A lot of hearing testimony will describe deaths in which pain was not properly treated, but proponents have begun admitting that the emphasis on pain and suffering is a marketing ploy, because as leading assisted suicide practitioner Lonny Shavelson has said, “It’s almost never about pain.” Like Shavelson, former radio show host Diane Rehm emphasizes that assisted suicide is really about “dignity.”

Shavelson and Rehm both point to the Oregon reports, whose first five “end-of-life concerns” deal with “existential distress” (New England Journal of Medicine) over the disabling aspects of their serious illness, from depending on others for care to grief over lost abilities, loss of social status, incontinence, and feeling like a burden.

These reasons suggest a meaning of dignity that depends not on everyone’s inherent worth, but on an ability-based meritocracy. This sort of dignity is fragile and easily lost through disability.  The people whose suicides are informed by these views, proponents admit, tend to be wealthier, whiter, more educated, and people with a strong preference for control.  Their desire to hold onto this privilege must not justify a pro-suicide public policy that endangers everyone else.

The lives of non-terminal” disabled people share many traits with people requesting assisted suicide, but we reject as bizarre and dangerous the notion that personal dignity is somehow lost through reliance on others. That’s why for 50 years the disability rights movement has insisted on funded programs to provide necessary personal care attendant (PCA) services for all disabled people, including people disabled by their serious illness.

S 775 would set up a two-tier system, under which some people get suicide prevention services while others get suicide assistance.
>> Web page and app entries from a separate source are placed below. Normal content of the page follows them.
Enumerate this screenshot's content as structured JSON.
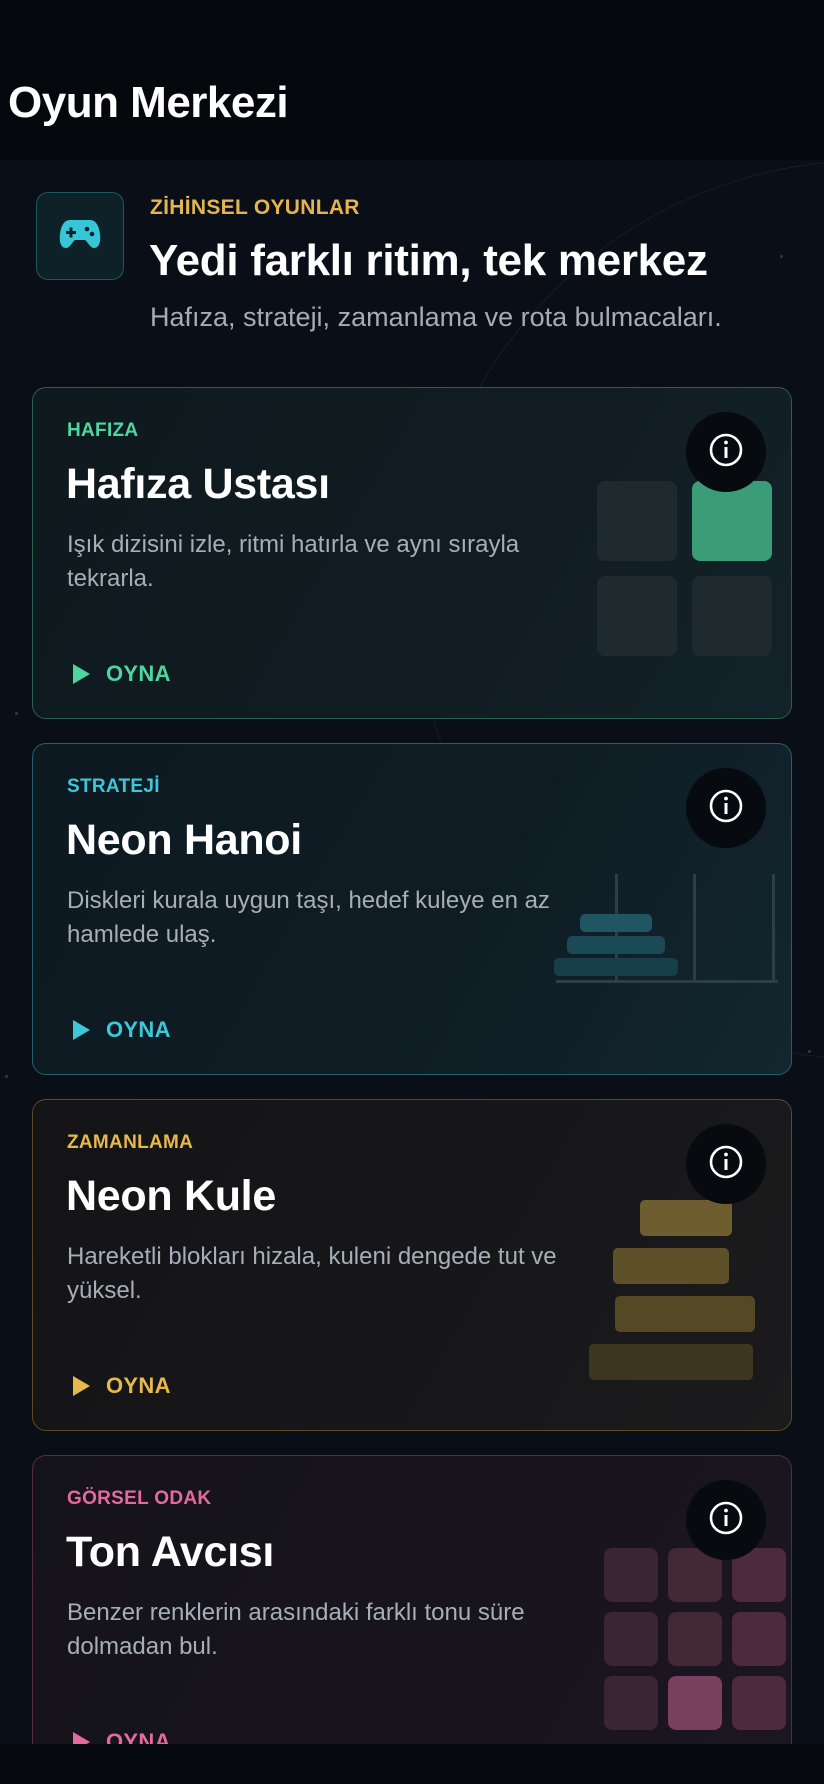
{
  "app": {
    "title": "Oyun Merkezi"
  },
  "hero": {
    "icon": "gamepad-icon",
    "eyebrow": "ZİHİNSEL OYUNLAR",
    "title": "Yedi farklı ritim, tek merkez",
    "subtitle": "Hafıza, strateji, zamanlama ve rota bulmacaları."
  },
  "cards": [
    {
      "category": "HAFIZA",
      "title": "Hafıza Ustası",
      "description": "Işık dizisini izle, ritmi hatırla ve aynı sırayla tekrarla.",
      "play_label": "OYNA",
      "accent": "#4fd5a0",
      "info_icon": "info-icon"
    },
    {
      "category": "STRATEJİ",
      "title": "Neon Hanoi",
      "description": "Diskleri kurala uygun taşı, hedef kuleye en az hamlede ulaş.",
      "play_label": "OYNA",
      "accent": "#3ec7d9",
      "info_icon": "info-icon"
    },
    {
      "category": "ZAMANLAMA",
      "title": "Neon Kule",
      "description": "Hareketli blokları hizala, kuleni dengede tut ve yüksel.",
      "play_label": "OYNA",
      "accent": "#e5b94c",
      "info_icon": "info-icon"
    },
    {
      "category": "GÖRSEL ODAK",
      "title": "Ton Avcısı",
      "description": "Benzer renklerin arasındaki farklı tonu süre dolmadan bul.",
      "play_label": "OYNA",
      "accent": "#e36aa0",
      "info_icon": "info-icon"
    }
  ],
  "colors": {
    "background": "#0a0f17",
    "topbar": "#04070b",
    "hero_eyebrow": "#e3b450",
    "muted_text": "#a6aeb9"
  }
}
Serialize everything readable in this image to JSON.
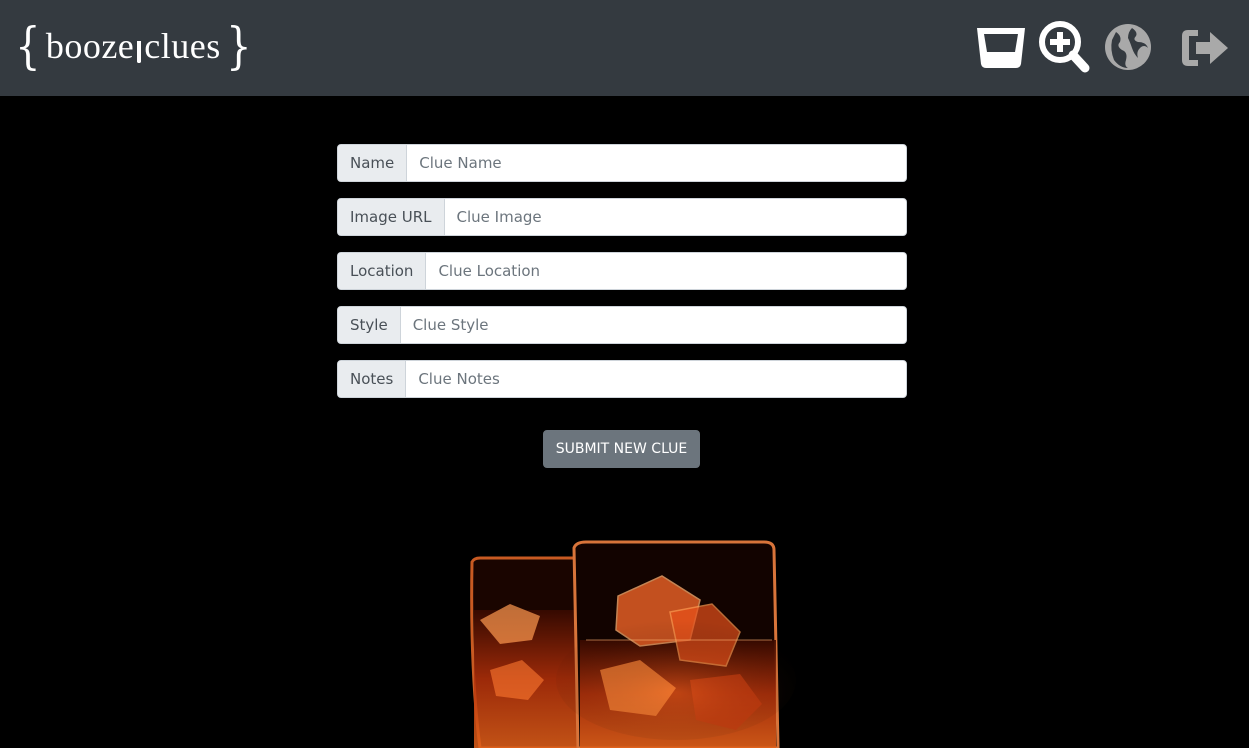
{
  "header": {
    "logo": {
      "open_brace": "{",
      "word_left": "booze",
      "word_right": "clues",
      "close_brace": "}"
    },
    "icons": [
      "glass-icon",
      "search-plus-icon",
      "globe-icon",
      "logout-icon"
    ]
  },
  "form": {
    "fields": [
      {
        "label": "Name",
        "placeholder": "Clue Name",
        "value": ""
      },
      {
        "label": "Image URL",
        "placeholder": "Clue Image",
        "value": ""
      },
      {
        "label": "Location",
        "placeholder": "Clue Location",
        "value": ""
      },
      {
        "label": "Style",
        "placeholder": "Clue Style",
        "value": ""
      },
      {
        "label": "Notes",
        "placeholder": "Clue Notes",
        "value": ""
      }
    ],
    "submit_label": "SUBMIT NEW CLUE"
  },
  "colors": {
    "navbar": "#343a40",
    "background": "#000000",
    "button": "#6c757d",
    "icon_active": "#ffffff",
    "icon_muted": "#a9a9a9"
  }
}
The difference between the two groups would be based on value judgments about so-called “quality of life.” Many of us already get told, straight to our face and through medical hostility, that we might be better off dead. Legalized assisted suicide makes that prejudice official policy.

That’s why every leading national disability rights group that has taken a position on assisted suicide has come out against it.

Let’s make sure that people have the choice and supports to live pain- and burden-free at home. As you consider S 775, please think about Rhode Island residents, elders and disabled people – including people disabled by their serious illness – who may be vulnerable and without the sort of support and control assisted suicide proponents take for granted, innocent people who will lose their lives because of this bad social policy.

Invidious quality-of-life judgments have no place in state policy. Please reject this bill and the discrimination it promotes. Thank you.

* Since studies show that 12%-15% of people who enter hospice outlive their six-month prognosis, the 4% who actually waited to take the lethal drugs and outlived their prognosis significantly underestimates the number who could have outlived their prognosis if they had similarly waited.

John B. Kelly
66 Fenway APT 22
Boston, MA 02115